The amount of vertices can be found in Meshlab, see image below:
In order to define the average resolution before fusion, make visible all separates scans in the List of Scans in HP Scan Pro (and not the FusionResult!). In the Fusion tab to the left of the viewport you can then find the average resolution of all those scans.
The FusionResolution is displayed in the same tab, but now you need to make only visible the FusionResult in the List of Scans.
Once you start decimating the 3D model in Meshlab, and perhaps do some post-cleaning, the geometry of the 3D model will be further manipulated or changed, and these changes must be recorded in the DecimationNotes column in the metadata sheet. You can find the data of these alterations in the Layer Dialog to the right of the main viewer. You only need to copy the actual changes, in this case the null faces and duplicated vertices the decimation filter in Meshlab has removed.
A critical note
Very good, you are reflexively recording the scanning and post-processing procedure. You are aware of what you are doing and how others can trace this process in order to compare their dataset with yours. This process is, together with the contextual, archaeological data and the descriptions of selection procedures, the most important thing to document, and which ensures the actual sustainability of data. Native files risk to be unsupported, specific brands of 3D scanners (such as DAVID) seize to be produced, technology becomes obsolete, as are their ‘high resolution’ and ‘quality’ of digital outputs. These are always momentary, depending on the potential of a particular piece of equipment at a particular instant in the vortex of technological progress…
Frischer, B. (2008). From digital illustration to digital heuristics. In B. Frischer & A. Dakouri-Hild (Eds.), Beyond Illustration: 2D and 3D Digital Technologies as Tools for Discovery in Archaeology (BAR International Series 1805). Oxford: Archaeopress, pp. v–xxii.

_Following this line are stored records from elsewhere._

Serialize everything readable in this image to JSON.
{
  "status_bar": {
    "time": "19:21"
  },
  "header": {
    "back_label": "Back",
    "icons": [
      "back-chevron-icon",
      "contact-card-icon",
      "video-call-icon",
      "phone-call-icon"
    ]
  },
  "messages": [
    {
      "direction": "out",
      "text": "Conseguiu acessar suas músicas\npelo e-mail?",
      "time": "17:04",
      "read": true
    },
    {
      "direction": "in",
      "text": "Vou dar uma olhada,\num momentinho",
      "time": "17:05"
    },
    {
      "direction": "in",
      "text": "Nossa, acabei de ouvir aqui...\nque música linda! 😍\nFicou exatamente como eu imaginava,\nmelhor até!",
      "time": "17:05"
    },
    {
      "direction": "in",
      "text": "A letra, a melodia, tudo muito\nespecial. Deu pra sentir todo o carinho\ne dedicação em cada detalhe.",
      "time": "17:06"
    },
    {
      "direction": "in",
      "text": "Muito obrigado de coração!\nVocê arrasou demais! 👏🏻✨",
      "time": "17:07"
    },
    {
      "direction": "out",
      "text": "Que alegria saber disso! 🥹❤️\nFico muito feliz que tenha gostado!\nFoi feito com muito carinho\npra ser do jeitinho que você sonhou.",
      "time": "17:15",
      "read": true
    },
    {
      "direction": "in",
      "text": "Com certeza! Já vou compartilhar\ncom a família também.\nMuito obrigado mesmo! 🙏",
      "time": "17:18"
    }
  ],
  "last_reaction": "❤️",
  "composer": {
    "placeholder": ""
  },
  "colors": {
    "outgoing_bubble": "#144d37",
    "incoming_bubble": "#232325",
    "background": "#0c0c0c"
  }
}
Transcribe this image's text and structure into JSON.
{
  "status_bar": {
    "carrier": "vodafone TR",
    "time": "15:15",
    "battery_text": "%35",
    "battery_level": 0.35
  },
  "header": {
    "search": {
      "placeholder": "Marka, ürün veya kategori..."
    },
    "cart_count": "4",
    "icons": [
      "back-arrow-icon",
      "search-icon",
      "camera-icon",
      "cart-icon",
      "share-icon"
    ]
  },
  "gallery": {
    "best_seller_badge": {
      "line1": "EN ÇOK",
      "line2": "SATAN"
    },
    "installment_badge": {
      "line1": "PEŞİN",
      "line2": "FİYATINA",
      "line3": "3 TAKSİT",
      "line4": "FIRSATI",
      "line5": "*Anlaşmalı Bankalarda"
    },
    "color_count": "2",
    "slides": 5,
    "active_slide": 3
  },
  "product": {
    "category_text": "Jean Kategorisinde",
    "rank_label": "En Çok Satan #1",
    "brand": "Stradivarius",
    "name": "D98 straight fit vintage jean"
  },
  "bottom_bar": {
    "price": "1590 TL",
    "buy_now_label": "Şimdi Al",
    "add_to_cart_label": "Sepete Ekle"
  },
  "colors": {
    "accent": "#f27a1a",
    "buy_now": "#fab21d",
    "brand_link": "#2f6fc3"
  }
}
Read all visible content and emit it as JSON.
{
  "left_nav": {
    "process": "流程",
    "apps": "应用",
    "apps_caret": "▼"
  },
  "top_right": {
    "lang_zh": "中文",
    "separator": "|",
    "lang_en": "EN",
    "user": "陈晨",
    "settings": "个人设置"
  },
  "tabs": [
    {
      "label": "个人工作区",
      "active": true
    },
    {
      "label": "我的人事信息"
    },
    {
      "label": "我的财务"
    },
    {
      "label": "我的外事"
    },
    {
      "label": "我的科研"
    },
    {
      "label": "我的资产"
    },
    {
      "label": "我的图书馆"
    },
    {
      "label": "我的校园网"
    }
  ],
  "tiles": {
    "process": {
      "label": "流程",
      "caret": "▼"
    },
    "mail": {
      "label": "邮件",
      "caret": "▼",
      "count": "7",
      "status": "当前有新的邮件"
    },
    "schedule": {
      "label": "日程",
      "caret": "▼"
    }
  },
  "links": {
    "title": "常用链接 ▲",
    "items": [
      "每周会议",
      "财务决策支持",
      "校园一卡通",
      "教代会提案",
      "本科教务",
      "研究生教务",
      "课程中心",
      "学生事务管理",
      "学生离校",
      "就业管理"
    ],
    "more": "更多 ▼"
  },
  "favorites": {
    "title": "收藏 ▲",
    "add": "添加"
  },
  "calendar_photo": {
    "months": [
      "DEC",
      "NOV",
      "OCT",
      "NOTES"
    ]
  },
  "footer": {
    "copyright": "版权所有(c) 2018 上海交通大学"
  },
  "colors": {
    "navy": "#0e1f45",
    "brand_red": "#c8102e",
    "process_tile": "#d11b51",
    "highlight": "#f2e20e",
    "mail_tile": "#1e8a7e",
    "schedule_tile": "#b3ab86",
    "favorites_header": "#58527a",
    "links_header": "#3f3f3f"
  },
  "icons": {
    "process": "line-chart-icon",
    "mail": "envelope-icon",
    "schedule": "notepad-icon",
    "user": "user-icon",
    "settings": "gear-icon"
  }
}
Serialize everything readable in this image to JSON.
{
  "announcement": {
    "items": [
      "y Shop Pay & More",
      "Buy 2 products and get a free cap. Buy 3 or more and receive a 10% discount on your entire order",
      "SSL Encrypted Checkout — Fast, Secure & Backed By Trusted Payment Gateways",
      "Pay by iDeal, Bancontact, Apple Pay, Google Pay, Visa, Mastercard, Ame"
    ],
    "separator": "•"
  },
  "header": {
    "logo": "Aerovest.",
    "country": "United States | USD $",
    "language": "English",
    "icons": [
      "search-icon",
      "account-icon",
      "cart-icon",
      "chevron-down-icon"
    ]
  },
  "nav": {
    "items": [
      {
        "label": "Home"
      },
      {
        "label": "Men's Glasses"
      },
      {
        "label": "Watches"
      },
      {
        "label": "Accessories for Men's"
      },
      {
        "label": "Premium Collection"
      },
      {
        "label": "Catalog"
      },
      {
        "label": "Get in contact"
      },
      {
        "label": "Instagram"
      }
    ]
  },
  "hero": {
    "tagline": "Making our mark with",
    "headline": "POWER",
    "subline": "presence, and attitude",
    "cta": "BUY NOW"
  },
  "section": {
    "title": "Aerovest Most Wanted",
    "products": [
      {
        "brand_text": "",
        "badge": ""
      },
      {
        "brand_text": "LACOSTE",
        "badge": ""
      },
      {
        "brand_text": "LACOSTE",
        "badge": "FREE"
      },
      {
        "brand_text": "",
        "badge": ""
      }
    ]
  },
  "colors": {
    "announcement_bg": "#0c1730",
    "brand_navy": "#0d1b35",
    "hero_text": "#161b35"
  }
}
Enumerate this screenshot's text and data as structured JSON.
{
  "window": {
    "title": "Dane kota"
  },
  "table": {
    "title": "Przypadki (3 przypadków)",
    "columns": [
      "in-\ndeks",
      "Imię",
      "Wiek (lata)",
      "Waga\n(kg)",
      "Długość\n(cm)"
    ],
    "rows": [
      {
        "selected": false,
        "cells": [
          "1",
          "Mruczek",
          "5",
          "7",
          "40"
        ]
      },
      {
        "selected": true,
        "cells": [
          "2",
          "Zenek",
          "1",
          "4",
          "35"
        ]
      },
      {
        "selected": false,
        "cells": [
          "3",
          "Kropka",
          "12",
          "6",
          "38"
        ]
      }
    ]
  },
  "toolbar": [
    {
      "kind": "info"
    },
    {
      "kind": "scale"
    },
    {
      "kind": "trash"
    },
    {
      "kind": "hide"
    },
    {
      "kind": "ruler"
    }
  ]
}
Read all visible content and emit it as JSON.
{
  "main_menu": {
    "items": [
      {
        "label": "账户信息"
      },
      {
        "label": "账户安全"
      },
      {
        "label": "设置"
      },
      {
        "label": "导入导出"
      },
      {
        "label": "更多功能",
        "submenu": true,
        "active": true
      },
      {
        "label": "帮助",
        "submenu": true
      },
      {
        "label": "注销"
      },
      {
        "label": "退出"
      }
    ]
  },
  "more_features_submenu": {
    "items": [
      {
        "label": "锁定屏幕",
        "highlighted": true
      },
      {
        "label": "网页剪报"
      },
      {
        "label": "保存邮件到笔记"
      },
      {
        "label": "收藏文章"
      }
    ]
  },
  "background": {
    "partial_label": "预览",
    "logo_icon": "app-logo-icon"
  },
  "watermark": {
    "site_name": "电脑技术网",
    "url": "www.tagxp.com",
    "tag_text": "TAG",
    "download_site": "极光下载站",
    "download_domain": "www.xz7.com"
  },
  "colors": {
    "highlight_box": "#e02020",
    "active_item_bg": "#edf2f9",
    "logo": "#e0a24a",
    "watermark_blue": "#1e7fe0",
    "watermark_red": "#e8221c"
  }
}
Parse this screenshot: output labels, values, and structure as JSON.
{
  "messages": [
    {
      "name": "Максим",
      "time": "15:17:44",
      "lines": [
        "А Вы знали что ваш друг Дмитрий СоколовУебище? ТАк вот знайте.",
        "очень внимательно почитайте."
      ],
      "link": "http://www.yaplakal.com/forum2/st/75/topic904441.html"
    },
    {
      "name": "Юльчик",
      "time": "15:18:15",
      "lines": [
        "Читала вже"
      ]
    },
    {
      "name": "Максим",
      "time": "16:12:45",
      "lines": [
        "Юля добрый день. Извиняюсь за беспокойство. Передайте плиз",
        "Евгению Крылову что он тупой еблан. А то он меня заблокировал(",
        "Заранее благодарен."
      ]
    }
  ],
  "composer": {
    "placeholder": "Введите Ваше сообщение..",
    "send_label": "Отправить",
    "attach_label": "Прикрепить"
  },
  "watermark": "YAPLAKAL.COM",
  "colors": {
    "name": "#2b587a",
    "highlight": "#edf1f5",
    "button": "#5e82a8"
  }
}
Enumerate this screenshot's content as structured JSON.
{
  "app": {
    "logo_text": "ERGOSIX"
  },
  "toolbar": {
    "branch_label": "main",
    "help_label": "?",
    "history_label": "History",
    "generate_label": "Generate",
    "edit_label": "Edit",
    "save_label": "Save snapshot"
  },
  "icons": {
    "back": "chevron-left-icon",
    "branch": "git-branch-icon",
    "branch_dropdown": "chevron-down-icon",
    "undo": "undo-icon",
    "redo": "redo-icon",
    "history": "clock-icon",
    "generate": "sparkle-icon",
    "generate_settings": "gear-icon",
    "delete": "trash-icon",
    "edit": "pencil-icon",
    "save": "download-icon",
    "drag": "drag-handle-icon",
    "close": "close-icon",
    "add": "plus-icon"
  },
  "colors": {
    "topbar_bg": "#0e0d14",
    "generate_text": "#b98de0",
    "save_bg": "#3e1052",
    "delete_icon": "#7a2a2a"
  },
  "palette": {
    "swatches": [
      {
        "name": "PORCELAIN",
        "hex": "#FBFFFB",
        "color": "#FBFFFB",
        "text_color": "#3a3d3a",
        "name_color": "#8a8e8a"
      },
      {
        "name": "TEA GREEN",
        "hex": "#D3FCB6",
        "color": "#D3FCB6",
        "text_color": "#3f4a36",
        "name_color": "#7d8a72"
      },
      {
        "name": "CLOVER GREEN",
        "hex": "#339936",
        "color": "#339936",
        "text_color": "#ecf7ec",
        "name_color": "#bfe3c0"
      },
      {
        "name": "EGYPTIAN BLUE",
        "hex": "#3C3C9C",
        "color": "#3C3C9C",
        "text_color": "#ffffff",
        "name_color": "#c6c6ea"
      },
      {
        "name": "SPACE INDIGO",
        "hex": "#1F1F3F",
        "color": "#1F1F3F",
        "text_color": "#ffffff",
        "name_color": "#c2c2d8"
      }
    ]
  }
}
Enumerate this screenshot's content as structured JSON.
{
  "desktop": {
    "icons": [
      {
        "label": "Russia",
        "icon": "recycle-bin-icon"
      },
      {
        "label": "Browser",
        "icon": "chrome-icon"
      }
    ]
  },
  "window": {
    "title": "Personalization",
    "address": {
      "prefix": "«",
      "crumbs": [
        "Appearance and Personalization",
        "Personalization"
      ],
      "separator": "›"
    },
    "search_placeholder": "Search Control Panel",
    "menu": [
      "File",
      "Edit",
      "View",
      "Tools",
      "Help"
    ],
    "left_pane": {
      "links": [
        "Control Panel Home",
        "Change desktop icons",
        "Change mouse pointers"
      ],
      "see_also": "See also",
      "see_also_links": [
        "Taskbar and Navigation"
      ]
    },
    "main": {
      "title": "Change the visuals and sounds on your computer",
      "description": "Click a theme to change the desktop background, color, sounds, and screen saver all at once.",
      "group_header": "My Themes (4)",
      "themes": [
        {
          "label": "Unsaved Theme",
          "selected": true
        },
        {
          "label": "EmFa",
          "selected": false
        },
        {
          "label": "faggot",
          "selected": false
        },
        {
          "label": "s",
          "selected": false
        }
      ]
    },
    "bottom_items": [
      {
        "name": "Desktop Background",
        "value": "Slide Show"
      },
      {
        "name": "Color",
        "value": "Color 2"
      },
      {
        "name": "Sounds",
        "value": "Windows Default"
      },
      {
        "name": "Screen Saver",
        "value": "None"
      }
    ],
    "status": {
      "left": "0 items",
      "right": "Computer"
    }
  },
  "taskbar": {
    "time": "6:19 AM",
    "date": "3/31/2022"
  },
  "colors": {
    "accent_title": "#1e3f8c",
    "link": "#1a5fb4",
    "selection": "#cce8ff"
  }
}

Huvila, I. (2012). The Unbearable Complexity of Documenting Intellectual Processes: Paradata and Virtual Cultural Heritage Visualisation. HumanIT, 12(1), 97–110.